== What to work on ==
In the records below, find each line holding the word "label" and copy it.

== Data records ==
◆ ◆ ◆ ◆ ◆ ◆ ◆
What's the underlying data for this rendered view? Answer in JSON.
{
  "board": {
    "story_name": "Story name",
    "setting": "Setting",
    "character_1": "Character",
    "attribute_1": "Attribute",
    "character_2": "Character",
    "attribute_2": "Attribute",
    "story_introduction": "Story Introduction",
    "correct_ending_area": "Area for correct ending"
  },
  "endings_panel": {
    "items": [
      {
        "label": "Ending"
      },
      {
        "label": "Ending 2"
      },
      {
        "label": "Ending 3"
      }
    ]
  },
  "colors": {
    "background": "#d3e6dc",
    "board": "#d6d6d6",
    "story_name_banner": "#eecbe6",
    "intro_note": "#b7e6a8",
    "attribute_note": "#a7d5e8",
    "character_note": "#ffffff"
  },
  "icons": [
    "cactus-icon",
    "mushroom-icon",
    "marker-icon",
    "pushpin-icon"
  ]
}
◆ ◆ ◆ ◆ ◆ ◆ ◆
== Result of the task ==
        "label": "Ending"
        "label": "Ending 2"
        "label": "Ending 3"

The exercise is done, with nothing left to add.